___ GIVEN ENTRIES

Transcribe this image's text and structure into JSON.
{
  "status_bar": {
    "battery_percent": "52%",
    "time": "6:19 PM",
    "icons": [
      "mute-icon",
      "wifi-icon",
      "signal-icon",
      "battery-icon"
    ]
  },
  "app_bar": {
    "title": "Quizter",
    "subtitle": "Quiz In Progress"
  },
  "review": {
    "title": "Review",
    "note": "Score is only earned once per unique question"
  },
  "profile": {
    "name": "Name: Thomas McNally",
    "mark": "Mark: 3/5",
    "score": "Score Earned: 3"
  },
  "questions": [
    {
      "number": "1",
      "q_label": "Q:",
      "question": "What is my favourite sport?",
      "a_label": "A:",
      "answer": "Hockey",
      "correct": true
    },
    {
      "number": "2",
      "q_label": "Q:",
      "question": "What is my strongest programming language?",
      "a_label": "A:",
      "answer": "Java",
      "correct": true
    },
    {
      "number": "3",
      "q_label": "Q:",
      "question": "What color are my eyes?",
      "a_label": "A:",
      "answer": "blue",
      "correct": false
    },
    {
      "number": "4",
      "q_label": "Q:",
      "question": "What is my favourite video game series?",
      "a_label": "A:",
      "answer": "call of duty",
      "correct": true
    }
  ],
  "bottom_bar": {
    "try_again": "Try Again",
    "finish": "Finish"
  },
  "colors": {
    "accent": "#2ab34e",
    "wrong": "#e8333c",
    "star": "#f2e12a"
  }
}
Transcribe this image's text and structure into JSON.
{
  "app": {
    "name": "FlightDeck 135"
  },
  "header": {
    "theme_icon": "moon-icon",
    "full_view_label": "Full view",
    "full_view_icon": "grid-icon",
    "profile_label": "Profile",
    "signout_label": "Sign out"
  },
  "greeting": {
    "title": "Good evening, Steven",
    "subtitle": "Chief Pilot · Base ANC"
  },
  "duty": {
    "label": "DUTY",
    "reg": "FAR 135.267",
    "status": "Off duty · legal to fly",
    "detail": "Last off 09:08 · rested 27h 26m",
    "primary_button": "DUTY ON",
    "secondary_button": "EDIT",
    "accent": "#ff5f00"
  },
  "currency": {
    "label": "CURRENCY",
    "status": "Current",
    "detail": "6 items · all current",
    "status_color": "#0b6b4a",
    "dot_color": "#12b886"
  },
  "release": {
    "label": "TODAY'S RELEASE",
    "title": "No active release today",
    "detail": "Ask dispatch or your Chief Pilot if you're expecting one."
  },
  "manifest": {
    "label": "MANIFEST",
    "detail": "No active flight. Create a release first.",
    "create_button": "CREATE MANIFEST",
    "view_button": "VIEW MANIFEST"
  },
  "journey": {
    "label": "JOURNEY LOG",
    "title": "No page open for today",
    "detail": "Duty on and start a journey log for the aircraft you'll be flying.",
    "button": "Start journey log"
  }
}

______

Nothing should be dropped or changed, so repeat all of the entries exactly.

Transcribe this image's text and structure into JSON.
{
  "status_bar": {
    "battery_percent": "52%",
    "time": "6:19 PM",
    "icons": [
      "mute-icon",
      "wifi-icon",
      "signal-icon",
      "battery-icon"
    ]
  },
  "app_bar": {
    "title": "Quizter",
    "subtitle": "Quiz In Progress"
  },
  "review": {
    "title": "Review",
    "note": "Score is only earned once per unique question"
  },
  "profile": {
    "name": "Name: Thomas McNally",
    "mark": "Mark: 3/5",
    "score": "Score Earned: 3"
  },
  "questions": [
    {
      "number": "1",
      "q_label": "Q:",
      "question": "What is my favourite sport?",
      "a_label": "A:",
      "answer": "Hockey",
      "correct": true
    },
    {
      "number": "2",
      "q_label": "Q:",
      "question": "What is my strongest programming language?",
      "a_label": "A:",
      "answer": "Java",
      "correct": true
    },
    {
      "number": "3",
      "q_label": "Q:",
      "question": "What color are my eyes?",
      "a_label": "A:",
      "answer": "blue",
      "correct": false
    },
    {
      "number": "4",
      "q_label": "Q:",
      "question": "What is my favourite video game series?",
      "a_label": "A:",
      "answer": "call of duty",
      "correct": true
    }
  ],
  "bottom_bar": {
    "try_again": "Try Again",
    "finish": "Finish"
  },
  "colors": {
    "accent": "#2ab34e",
    "wrong": "#e8333c",
    "star": "#f2e12a"
  }
}
Transcribe this image's text and structure into JSON.
{
  "app": {
    "name": "FlightDeck 135"
  },
  "header": {
    "theme_icon": "moon-icon",
    "full_view_label": "Full view",
    "full_view_icon": "grid-icon",
    "profile_label": "Profile",
    "signout_label": "Sign out"
  },
  "greeting": {
    "title": "Good evening, Steven",
    "subtitle": "Chief Pilot · Base ANC"
  },
  "duty": {
    "label": "DUTY",
    "reg": "FAR 135.267",
    "status": "Off duty · legal to fly",
    "detail": "Last off 09:08 · rested 27h 26m",
    "primary_button": "DUTY ON",
    "secondary_button": "EDIT",
    "accent": "#ff5f00"
  },
  "currency": {
    "label": "CURRENCY",
    "status": "Current",
    "detail": "6 items · all current",
    "status_color": "#0b6b4a",
    "dot_color": "#12b886"
  },
  "release": {
    "label": "TODAY'S RELEASE",
    "title": "No active release today",
    "detail": "Ask dispatch or your Chief Pilot if you're expecting one."
  },
  "manifest": {
    "label": "MANIFEST",
    "detail": "No active flight. Create a release first.",
    "create_button": "CREATE MANIFEST",
    "view_button": "VIEW MANIFEST"
  },
  "journey": {
    "label": "JOURNEY LOG",
    "title": "No page open for today",
    "detail": "Duty on and start a journey log for the aircraft you'll be flying.",
    "button": "Start journey log"
  }
}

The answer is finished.